Stored items from a collection
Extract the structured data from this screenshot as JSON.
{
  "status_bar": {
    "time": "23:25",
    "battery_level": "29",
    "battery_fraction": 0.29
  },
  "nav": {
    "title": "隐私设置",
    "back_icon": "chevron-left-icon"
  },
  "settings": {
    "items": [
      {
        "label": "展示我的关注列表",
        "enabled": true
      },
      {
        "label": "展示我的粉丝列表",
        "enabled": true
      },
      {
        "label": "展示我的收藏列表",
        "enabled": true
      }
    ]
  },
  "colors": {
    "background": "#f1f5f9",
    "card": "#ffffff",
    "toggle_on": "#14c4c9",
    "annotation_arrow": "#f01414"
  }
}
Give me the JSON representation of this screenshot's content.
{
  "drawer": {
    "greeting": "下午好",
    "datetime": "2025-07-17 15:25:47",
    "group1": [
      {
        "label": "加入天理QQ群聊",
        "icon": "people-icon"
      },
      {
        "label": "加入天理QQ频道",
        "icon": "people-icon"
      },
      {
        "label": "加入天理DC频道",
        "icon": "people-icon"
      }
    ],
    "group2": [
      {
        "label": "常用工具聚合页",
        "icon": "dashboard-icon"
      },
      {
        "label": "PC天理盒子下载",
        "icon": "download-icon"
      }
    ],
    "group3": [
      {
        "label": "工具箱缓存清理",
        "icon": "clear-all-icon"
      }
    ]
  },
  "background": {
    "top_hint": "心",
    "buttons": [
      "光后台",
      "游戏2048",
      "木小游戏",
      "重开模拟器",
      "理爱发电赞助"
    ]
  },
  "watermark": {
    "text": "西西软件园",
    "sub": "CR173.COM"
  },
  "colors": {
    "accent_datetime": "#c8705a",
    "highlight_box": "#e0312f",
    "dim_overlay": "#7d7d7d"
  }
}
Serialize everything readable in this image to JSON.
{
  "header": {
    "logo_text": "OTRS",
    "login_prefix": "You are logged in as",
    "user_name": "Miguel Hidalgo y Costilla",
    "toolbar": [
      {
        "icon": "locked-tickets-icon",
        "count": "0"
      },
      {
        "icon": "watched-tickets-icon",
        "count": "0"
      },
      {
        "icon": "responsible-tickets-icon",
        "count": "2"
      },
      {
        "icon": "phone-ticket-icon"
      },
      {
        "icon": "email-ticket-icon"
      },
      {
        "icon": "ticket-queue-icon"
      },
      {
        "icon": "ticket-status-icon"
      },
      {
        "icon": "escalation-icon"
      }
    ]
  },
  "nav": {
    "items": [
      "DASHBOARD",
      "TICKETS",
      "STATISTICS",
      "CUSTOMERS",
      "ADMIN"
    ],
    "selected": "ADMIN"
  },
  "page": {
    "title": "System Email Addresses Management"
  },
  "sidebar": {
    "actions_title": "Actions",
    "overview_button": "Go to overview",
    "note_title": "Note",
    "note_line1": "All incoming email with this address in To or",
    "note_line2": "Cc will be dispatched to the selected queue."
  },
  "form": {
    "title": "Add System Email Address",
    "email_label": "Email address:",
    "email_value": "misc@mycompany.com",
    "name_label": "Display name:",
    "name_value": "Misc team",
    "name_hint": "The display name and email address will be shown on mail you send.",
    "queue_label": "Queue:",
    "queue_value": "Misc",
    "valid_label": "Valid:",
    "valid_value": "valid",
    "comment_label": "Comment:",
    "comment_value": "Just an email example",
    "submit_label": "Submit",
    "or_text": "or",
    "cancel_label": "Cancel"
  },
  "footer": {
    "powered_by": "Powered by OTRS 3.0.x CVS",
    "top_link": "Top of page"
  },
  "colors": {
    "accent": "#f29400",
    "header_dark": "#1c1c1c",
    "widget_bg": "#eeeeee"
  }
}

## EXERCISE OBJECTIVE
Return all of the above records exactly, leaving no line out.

## ANSWER SECTION
Extract the structured data from this screenshot as JSON.
{
  "status_bar": {
    "time": "23:25",
    "battery_level": "29",
    "battery_fraction": 0.29
  },
  "nav": {
    "title": "隐私设置",
    "back_icon": "chevron-left-icon"
  },
  "settings": {
    "items": [
      {
        "label": "展示我的关注列表",
        "enabled": true
      },
      {
        "label": "展示我的粉丝列表",
        "enabled": true
      },
      {
        "label": "展示我的收藏列表",
        "enabled": true
      }
    ]
  },
  "colors": {
    "background": "#f1f5f9",
    "card": "#ffffff",
    "toggle_on": "#14c4c9",
    "annotation_arrow": "#f01414"
  }
}
Give me the JSON representation of this screenshot's content.
{
  "drawer": {
    "greeting": "下午好",
    "datetime": "2025-07-17 15:25:47",
    "group1": [
      {
        "label": "加入天理QQ群聊",
        "icon": "people-icon"
      },
      {
        "label": "加入天理QQ频道",
        "icon": "people-icon"
      },
      {
        "label": "加入天理DC频道",
        "icon": "people-icon"
      }
    ],
    "group2": [
      {
        "label": "常用工具聚合页",
        "icon": "dashboard-icon"
      },
      {
        "label": "PC天理盒子下载",
        "icon": "download-icon"
      }
    ],
    "group3": [
      {
        "label": "工具箱缓存清理",
        "icon": "clear-all-icon"
      }
    ]
  },
  "background": {
    "top_hint": "心",
    "buttons": [
      "光后台",
      "游戏2048",
      "木小游戏",
      "重开模拟器",
      "理爱发电赞助"
    ]
  },
  "watermark": {
    "text": "西西软件园",
    "sub": "CR173.COM"
  },
  "colors": {
    "accent_datetime": "#c8705a",
    "highlight_box": "#e0312f",
    "dim_overlay": "#7d7d7d"
  }
}
Serialize everything readable in this image to JSON.
{
  "header": {
    "logo_text": "OTRS",
    "login_prefix": "You are logged in as",
    "user_name": "Miguel Hidalgo y Costilla",
    "toolbar": [
      {
        "icon": "locked-tickets-icon",
        "count": "0"
      },
      {
        "icon": "watched-tickets-icon",
        "count": "0"
      },
      {
        "icon": "responsible-tickets-icon",
        "count": "2"
      },
      {
        "icon": "phone-ticket-icon"
      },
      {
        "icon": "email-ticket-icon"
      },
      {
        "icon": "ticket-queue-icon"
      },
      {
        "icon": "ticket-status-icon"
      },
      {
        "icon": "escalation-icon"
      }
    ]
  },
  "nav": {
    "items": [
      "DASHBOARD",
      "TICKETS",
      "STATISTICS",
      "CUSTOMERS",
      "ADMIN"
    ],
    "selected": "ADMIN"
  },
  "page": {
    "title": "System Email Addresses Management"
  },
  "sidebar": {
    "actions_title": "Actions",
    "overview_button": "Go to overview",
    "note_title": "Note",
    "note_line1": "All incoming email with this address in To or",
    "note_line2": "Cc will be dispatched to the selected queue."
  },
  "form": {
    "title": "Add System Email Address",
    "email_label": "Email address:",
    "email_value": "misc@mycompany.com",
    "name_label": "Display name:",
    "name_value": "Misc team",
    "name_hint": "The display name and email address will be shown on mail you send.",
    "queue_label": "Queue:",
    "queue_value": "Misc",
    "valid_label": "Valid:",
    "valid_value": "valid",
    "comment_label": "Comment:",
    "comment_value": "Just an email example",
    "submit_label": "Submit",
    "or_text": "or",
    "cancel_label": "Cancel"
  },
  "footer": {
    "powered_by": "Powered by OTRS 3.0.x CVS",
    "top_link": "Top of page"
  },
  "colors": {
    "accent": "#f29400",
    "header_dark": "#1c1c1c",
    "widget_bg": "#eeeeee"
  }
}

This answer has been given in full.